What is Body Fat

There is a common misconception that all body fat is bad. In truth, some body fat is needed to protect the person’s health as well as supplying a reservoir of energy for performing various body functions. To better understand this, the total weight of body fat can be subdivided into three separate categories:

Weight of “Essential Body Fat” - This amount of body fat is needed to protect the body from infectious diseases and to protect the internal organs from bruising damage.

Weight of “Reserve Body Fat” – The amount of additional body fat that does not cause any medical risks, and provides a reservoir of “fuel” for use by the body.

Weight of “Excess Body Fat” – The amount of body fat that is over and above the combination of Essential Body Fat plus Reserve Body Fat. Excess Body Fat causes the risk of serious health problems such as strokes, heart attacks, diabetes and certain forms of cancer.

The following further discusses the three parts of the total body fat.


During the development of the FUTREX Body Composition Analyzers, approximately thirty medical “gurus,” that specialized in the study of body fat on human health, were contacted. These experts were asked what minimum percent body fat is necessary to avoid health problems. Although there wasn’t a total consensus, the majority agreed that the minimum healthy body fat is six percent for males, and nine percent for females of normal body weight. These levels are needed to avoid bacterial and viral diseases as well as provide the body with the needed insulation for temperature extremes and to protect internal organs from bruising. This Essential Body Fat can be considered composed of two different components.

The fat layer that is directly under the skin – – – called subcutaneous fat. This fat layer provides thermal protection and bruise protection.

The body fat that is contained in the muscle – – – called intramuscular fat. This is similar to the thin layers of fat you see within meat when you buy a well trimmed steak from a butcher. This fat provides an emergency “fuel” source for the total body and “cushions” (i.e., protects) the vital organs from shock forces.
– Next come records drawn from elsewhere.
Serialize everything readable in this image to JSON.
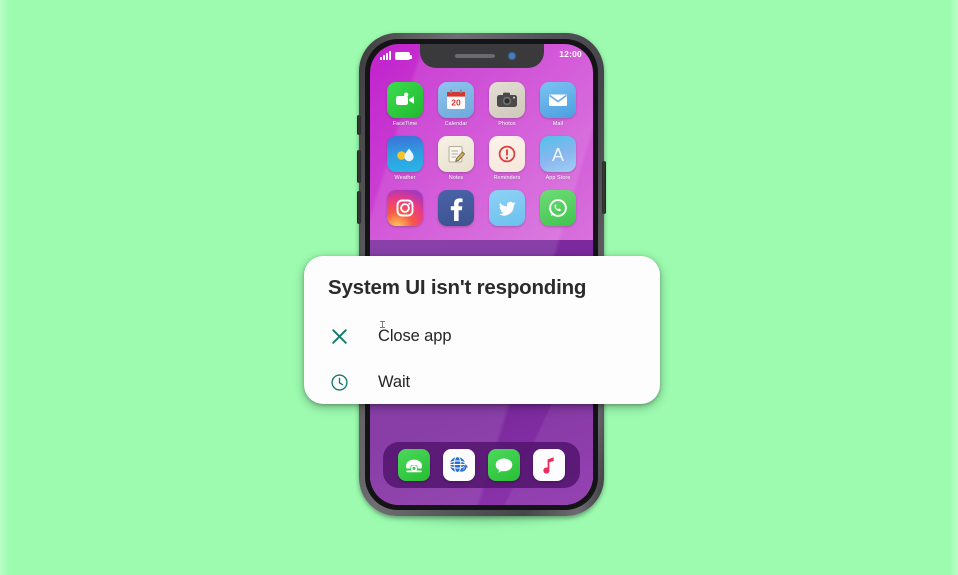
{
  "background": {
    "color": "#9CFBAF"
  },
  "phone": {
    "frame_color": "#55555a",
    "screen_gradient_top": "#c021cc",
    "screen_gradient_bottom": "#e197e3",
    "screen_lower_color": "#7c2a9e",
    "dock_color": "#541670",
    "status_bar": {
      "time": "12:00",
      "signal_icon": "signal-bars-icon",
      "battery_icon": "battery-icon"
    },
    "notch": {
      "speaker_icon": "speaker-grille-icon",
      "camera_icon": "front-camera-icon"
    },
    "side_buttons": [
      {
        "name": "mute-switch"
      },
      {
        "name": "volume-up-button"
      },
      {
        "name": "volume-down-button"
      },
      {
        "name": "power-button"
      }
    ],
    "app_rows": [
      [
        {
          "label": "FaceTime",
          "icon": "facetime-video-camera-icon"
        },
        {
          "label": "Calendar",
          "icon": "calendar-icon",
          "day": "20"
        },
        {
          "label": "Photos",
          "icon": "camera-icon"
        },
        {
          "label": "Mail",
          "icon": "envelope-icon"
        }
      ],
      [
        {
          "label": "Weather",
          "icon": "sun-and-raindrop-icon"
        },
        {
          "label": "Notes",
          "icon": "notepad-pencil-icon"
        },
        {
          "label": "Reminders",
          "icon": "exclamation-circle-icon"
        },
        {
          "label": "App Store",
          "icon": "letter-a-icon"
        }
      ],
      [
        {
          "label": "",
          "icon": "instagram-camera-icon"
        },
        {
          "label": "",
          "icon": "facebook-f-icon"
        },
        {
          "label": "",
          "icon": "twitter-bird-icon"
        },
        {
          "label": "",
          "icon": "whatsapp-phone-icon"
        }
      ]
    ],
    "dock_apps": [
      {
        "label": "Phone",
        "icon": "telephone-icon"
      },
      {
        "label": "Browser",
        "icon": "globe-refresh-icon"
      },
      {
        "label": "Messages",
        "icon": "speech-bubble-icon"
      },
      {
        "label": "Music",
        "icon": "music-note-icon"
      }
    ]
  },
  "dialog": {
    "title": "System UI isn't responding",
    "accent_color": "#127a6b",
    "background_color": "#fdfdfd",
    "actions": [
      {
        "label": "Close app",
        "icon": "close-x-icon"
      },
      {
        "label": "Wait",
        "icon": "clock-icon"
      }
    ]
  }
}
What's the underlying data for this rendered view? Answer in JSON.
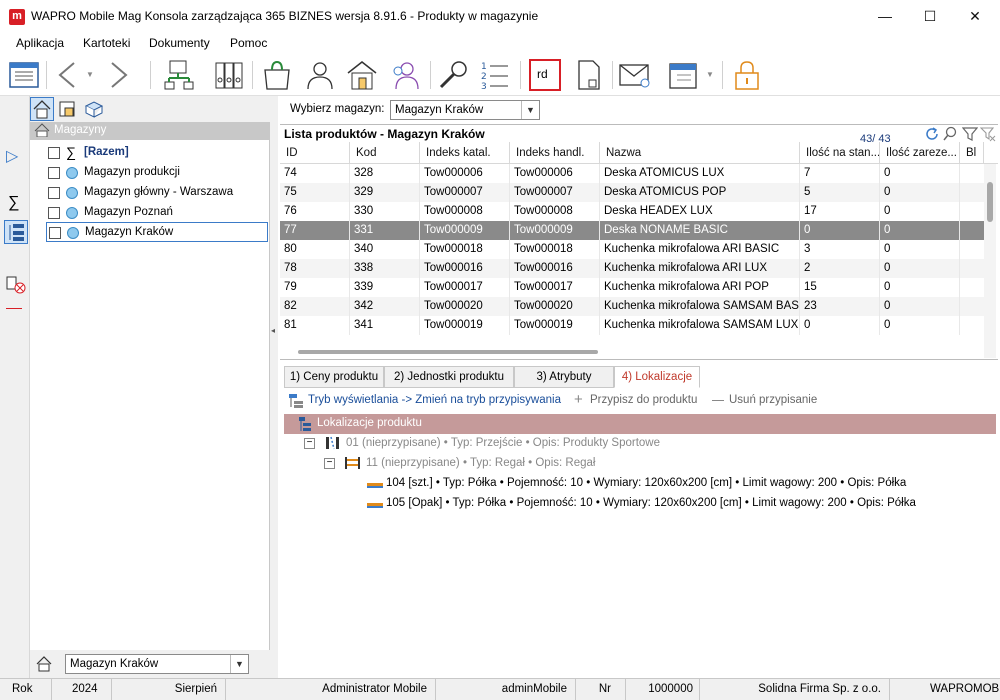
{
  "window": {
    "logo_letter": "m",
    "title": "WAPRO Mobile Mag Konsola zarządzająca 365 BIZNES wersja 8.91.6 - Produkty w magazynie",
    "minimize": "—",
    "maximize": "☐",
    "close": "✕"
  },
  "menu": [
    "Aplikacja",
    "Kartoteki",
    "Dokumenty",
    "Pomoc"
  ],
  "toolbar": {
    "icons": [
      "main-menu-icon",
      "back-icon",
      "forward-icon",
      "network-icon",
      "binders-icon",
      "shopping-bag-icon",
      "user-icon",
      "warehouse-icon",
      "users-icon",
      "wrench-icon",
      "numbered-list-icon",
      "document-rd-icon",
      "document-icon",
      "mail-user-icon",
      "calendar-icon",
      "lock-icon"
    ],
    "rd_label": "rd"
  },
  "tree": {
    "header": "Magazyny",
    "items": [
      {
        "label": "[Razem]",
        "bold": true
      },
      {
        "label": "Magazyn produkcji"
      },
      {
        "label": "Magazyn główny - Warszawa"
      },
      {
        "label": "Magazyn Poznań"
      },
      {
        "label": "Magazyn Kraków"
      }
    ],
    "bottom_select": "Magazyn Kraków"
  },
  "warehouse_select": {
    "label": "Wybierz magazyn:",
    "value": "Magazyn Kraków"
  },
  "list": {
    "title": "Lista produktów - Magazyn Kraków",
    "count": "43",
    "total": "43",
    "columns": [
      "ID",
      "Kod",
      "Indeks katal.",
      "Indeks handl.",
      "Nazwa",
      "Ilość na stan...",
      "Ilość zareze...",
      "Bl"
    ],
    "rows": [
      [
        "74",
        "328",
        "Tow000006",
        "Tow000006",
        "Deska ATOMICUS LUX",
        "7",
        "0"
      ],
      [
        "75",
        "329",
        "Tow000007",
        "Tow000007",
        "Deska ATOMICUS POP",
        "5",
        "0"
      ],
      [
        "76",
        "330",
        "Tow000008",
        "Tow000008",
        "Deska HEADEX LUX",
        "17",
        "0"
      ],
      [
        "77",
        "331",
        "Tow000009",
        "Tow000009",
        "Deska NONAME BASIC",
        "0",
        "0"
      ],
      [
        "80",
        "340",
        "Tow000018",
        "Tow000018",
        "Kuchenka mikrofalowa ARI BASIC",
        "3",
        "0"
      ],
      [
        "78",
        "338",
        "Tow000016",
        "Tow000016",
        "Kuchenka mikrofalowa ARI LUX",
        "2",
        "0"
      ],
      [
        "79",
        "339",
        "Tow000017",
        "Tow000017",
        "Kuchenka mikrofalowa ARI POP",
        "15",
        "0"
      ],
      [
        "82",
        "342",
        "Tow000020",
        "Tow000020",
        "Kuchenka mikrofalowa SAMSAM BASI",
        "23",
        "0"
      ],
      [
        "81",
        "341",
        "Tow000019",
        "Tow000019",
        "Kuchenka mikrofalowa SAMSAM LUX",
        "0",
        "0"
      ]
    ],
    "selected_index": 3
  },
  "detail": {
    "tabs": [
      "1) Ceny produktu",
      "2) Jednostki produktu",
      "3) Atrybuty",
      "4) Lokalizacje"
    ],
    "active_tab": 3,
    "mode_link": "Tryb wyświetlania -> Zmień na tryb przypisywania",
    "assign": "Przypisz do produktu",
    "unassign": "Usuń przypisanie",
    "section_title": "Lokalizacje produktu",
    "tree": [
      {
        "expander": "−",
        "text": "01 (nieprzypisane) • Typ: Przejście • Opis: Produkty Sportowe",
        "muted": true
      },
      {
        "expander": "−",
        "text": "11 (nieprzypisane) • Typ: Regał • Opis: Regał",
        "muted": true
      },
      {
        "text": "104 [szt.] • Typ: Półka • Pojemność: 10 • Wymiary: 120x60x200 [cm] • Limit wagowy: 200 • Opis: Półka",
        "muted": false
      },
      {
        "text": "105 [Opak] • Typ: Półka • Pojemność: 10 • Wymiary: 120x60x200 [cm] • Limit wagowy: 200 • Opis: Półka",
        "muted": false
      }
    ]
  },
  "status": {
    "rok_label": "Rok",
    "rok": "2024",
    "month": "Sierpień",
    "user": "Administrator Mobile",
    "login": "adminMobile",
    "nr_label": "Nr",
    "nr": "1000000",
    "company": "Solidna Firma Sp. z o.o.",
    "app": "WAPROMOBI"
  },
  "colors": {
    "accent_red": "#d81f26",
    "selected_row": "#8a8a8a",
    "location_header": "#c59a9a",
    "link_blue": "#1a4e9a"
  }
}
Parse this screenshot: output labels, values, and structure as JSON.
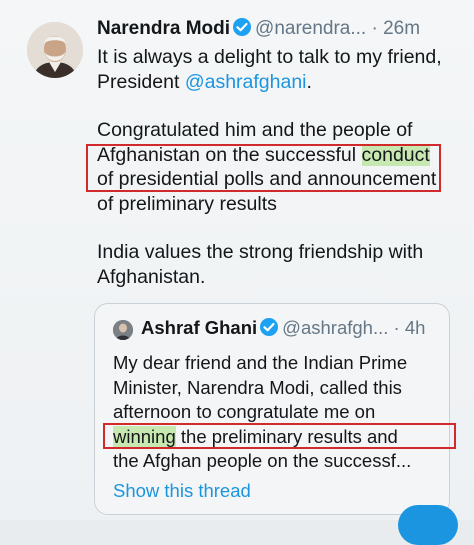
{
  "tweet": {
    "author_name": "Narendra Modi",
    "author_handle": "@narendra...",
    "separator": "·",
    "time": "26m",
    "line1": "It is always a delight to talk to my friend,",
    "line2_prefix": "President ",
    "line2_mention": "@ashrafghani",
    "line2_suffix": ".",
    "line3": "Congratulated him and the people of",
    "line4_prefix": "Afghanistan on the successful ",
    "line4_highlight": "conduct",
    "line5": "of presidential polls and announcement",
    "line6": "of preliminary results",
    "line7": "India values the strong friendship with",
    "line8": "Afghanistan."
  },
  "quoted_tweet": {
    "author_name": "Ashraf Ghani",
    "author_handle": "@ashrafgh...",
    "separator": "·",
    "time": "4h",
    "line1": "My dear friend and the Indian Prime",
    "line2": "Minister, Narendra Modi, called this",
    "line3": "afternoon to congratulate me on",
    "line4_highlight": "winning",
    "line4_rest": " the preliminary results and",
    "line5": "the Afghan people on the successf...",
    "show_thread": "Show this thread"
  },
  "colors": {
    "link_blue": "#1b95e0",
    "verified_blue": "#1da1f2",
    "annotation_red": "#d22a2a",
    "highlight_green": "#a4dc78"
  }
}
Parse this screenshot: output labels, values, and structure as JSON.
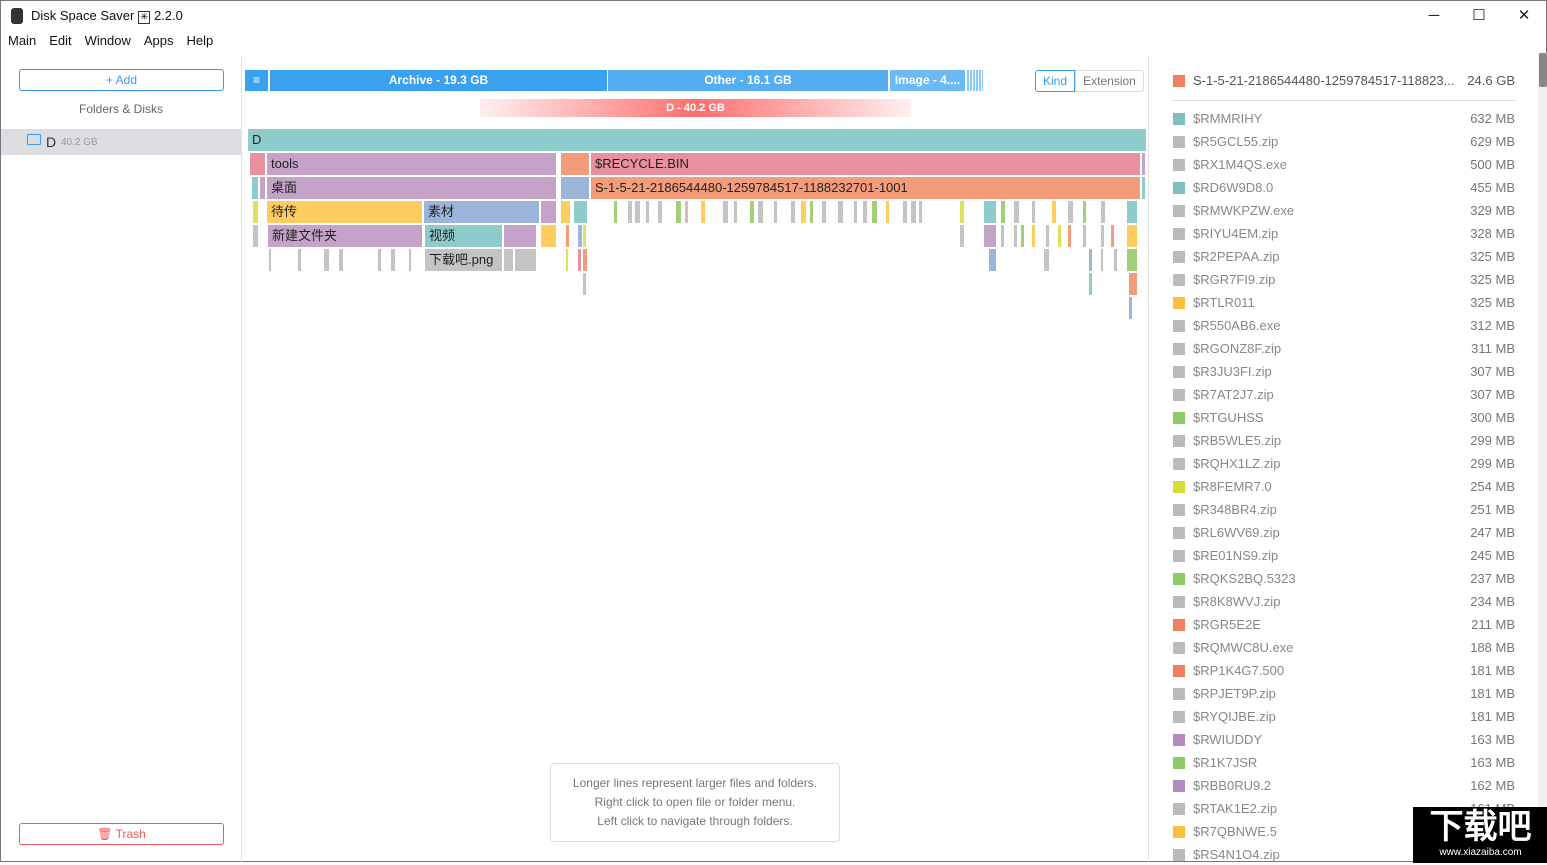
{
  "window": {
    "title": "Disk Space Saver",
    "version": "2.2.0",
    "minimize": "─",
    "maximize": "☐",
    "close": "✕"
  },
  "menu": [
    "Main",
    "Edit",
    "Window",
    "Apps",
    "Help"
  ],
  "sidebar": {
    "add_label": "+ Add",
    "section_title": "Folders & Disks",
    "disks": [
      {
        "name": "D",
        "size": "40.2 GB"
      }
    ],
    "trash_label": "Trash"
  },
  "kind_bar": {
    "menu_icon": "≡",
    "segments": [
      {
        "label": "Archive - 19.3 GB",
        "color": "#3aa0f0"
      },
      {
        "label": "Other - 16.1 GB",
        "color": "#55aef2"
      },
      {
        "label": "Image - 4....",
        "color": "#6cb9f4"
      }
    ]
  },
  "view_toggle": {
    "options": [
      "Kind",
      "Extension"
    ],
    "selected": "Kind"
  },
  "disk_bar": {
    "label": "D - 40.2 GB",
    "color": "#fd6f6f"
  },
  "tree": {
    "root": "D",
    "tools": "tools",
    "recycle": "$RECYCLE.BIN",
    "desktop": "桌面",
    "sid": "S-1-5-21-2186544480-1259784517-1188232701-1001",
    "upload": "待传",
    "material": "素材",
    "newfolder": "新建文件夹",
    "video": "视频",
    "png": "下载吧.png"
  },
  "colors": {
    "teal": "#8ecbcb",
    "purple": "#c5a3c9",
    "pink": "#e8909d",
    "orange": "#f49c7a",
    "blue": "#9db4db",
    "yellow": "#fecd5f",
    "gray": "#c4c4c4",
    "green": "#a4cf7a",
    "lime": "#dde25a"
  },
  "hint": [
    "Longer lines represent larger files and folders.",
    "Right click to open file or folder menu.",
    "Left click to navigate through folders."
  ],
  "list_header": {
    "name": "S-1-5-21-2186544480-1259784517-118823...",
    "size": "24.6 GB",
    "color": "#f08060"
  },
  "list": [
    {
      "name": "$RMMRIHY",
      "size": "632 MB",
      "color": "#7cc0c0"
    },
    {
      "name": "$R5GCL55.zip",
      "size": "629 MB",
      "color": "#bbbbbb"
    },
    {
      "name": "$RX1M4QS.exe",
      "size": "500 MB",
      "color": "#bbbbbb"
    },
    {
      "name": "$RD6W9D8.0",
      "size": "455 MB",
      "color": "#7cc0c0"
    },
    {
      "name": "$RMWKPZW.exe",
      "size": "329 MB",
      "color": "#bbbbbb"
    },
    {
      "name": "$RIYU4EM.zip",
      "size": "328 MB",
      "color": "#bbbbbb"
    },
    {
      "name": "$R2PEPAA.zip",
      "size": "325 MB",
      "color": "#bbbbbb"
    },
    {
      "name": "$RGR7FI9.zip",
      "size": "325 MB",
      "color": "#bbbbbb"
    },
    {
      "name": "$RTLR011",
      "size": "325 MB",
      "color": "#fdbf3c"
    },
    {
      "name": "$R550AB6.exe",
      "size": "312 MB",
      "color": "#bbbbbb"
    },
    {
      "name": "$RGONZ8F.zip",
      "size": "311 MB",
      "color": "#bbbbbb"
    },
    {
      "name": "$R3JU3FI.zip",
      "size": "307 MB",
      "color": "#bbbbbb"
    },
    {
      "name": "$R7AT2J7.zip",
      "size": "307 MB",
      "color": "#bbbbbb"
    },
    {
      "name": "$RTGUHSS",
      "size": "300 MB",
      "color": "#8dca6a"
    },
    {
      "name": "$RB5WLE5.zip",
      "size": "299 MB",
      "color": "#bbbbbb"
    },
    {
      "name": "$RQHX1LZ.zip",
      "size": "299 MB",
      "color": "#bbbbbb"
    },
    {
      "name": "$R8FEMR7.0",
      "size": "254 MB",
      "color": "#d8dc3a"
    },
    {
      "name": "$R348BR4.zip",
      "size": "251 MB",
      "color": "#bbbbbb"
    },
    {
      "name": "$RL6WV69.zip",
      "size": "247 MB",
      "color": "#bbbbbb"
    },
    {
      "name": "$RE01NS9.zip",
      "size": "245 MB",
      "color": "#bbbbbb"
    },
    {
      "name": "$RQKS2BQ.5323",
      "size": "237 MB",
      "color": "#8dca6a"
    },
    {
      "name": "$R8K8WVJ.zip",
      "size": "234 MB",
      "color": "#bbbbbb"
    },
    {
      "name": "$RGR5E2E",
      "size": "211 MB",
      "color": "#f08060"
    },
    {
      "name": "$RQMWC8U.exe",
      "size": "188 MB",
      "color": "#bbbbbb"
    },
    {
      "name": "$RP1K4G7.500",
      "size": "181 MB",
      "color": "#f08060"
    },
    {
      "name": "$RPJET9P.zip",
      "size": "181 MB",
      "color": "#bbbbbb"
    },
    {
      "name": "$RYQIJBE.zip",
      "size": "181 MB",
      "color": "#bbbbbb"
    },
    {
      "name": "$RWIUDDY",
      "size": "163 MB",
      "color": "#b48ac0"
    },
    {
      "name": "$R1K7JSR",
      "size": "163 MB",
      "color": "#8dca6a"
    },
    {
      "name": "$RBB0RU9.2",
      "size": "162 MB",
      "color": "#b48ac0"
    },
    {
      "name": "$RTAK1E2.zip",
      "size": "161 MB",
      "color": "#bbbbbb"
    },
    {
      "name": "$R7QBNWE.5",
      "size": "",
      "color": "#fdbf3c"
    },
    {
      "name": "$RS4N1O4.zip",
      "size": "",
      "color": "#bbbbbb"
    }
  ],
  "watermark": {
    "logo": "下载吧",
    "url": "www.xiazaiba.com"
  }
}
The minimum percent body fat is higher for females than for males because of reproduction needs as well as other body functions.

Admittedly, world class athletes, in order to achieve maximum speed and agility, have body fat below the recommended levels for “Essential Body Fat.” For example, world class runners have body fat typically between three and four percent. Similar low levels are typical of professional football wide receivers. Another example, world class gymnasts typically have body fat below three percent. In fact, no member of the United States Olympic Gymnastics Team had body fat above three percent. Yet, it is widely known that such low percent body fat can cause severe health problems later in life.


In the last twenty years, the scientific literature contains many studies to determine what level of body fat is allowable before introducing health risks. Many of these studies were performed at the Cooper Institute  (Dallas, Texas), and by the National Institutes of Health’s Framingham Studies.

The scientific literature shows that the maximum amount of allowable Reserve Body Fat is a function of a person’s height, age, and gender. For example, a six foot tall male who is 35 years old can have Reserve Body Fat anywhere between 0 lbs. and 23 lbs. However, for a male 55 years old and six feet tall the allowable Reserve Body Fat can be anywhere between zero and 30 pounds without increasing his health risks.


Any amount of body fat over and above the combination of Essential and Reserve Body Fat introduces serious health risks. Moreover, NIH research shows that these risks increased as the amount of Excess Body Fat increases. From the accompanying figure, two facts are obvious:

  • It is much better to be underweight than it is to be overweight (there is much lower “mortality ratio”; i.e., the statistical death rate is lower).
  • As you become more overweight, the curve tends to run away. In other words the risk of death is greatly increased.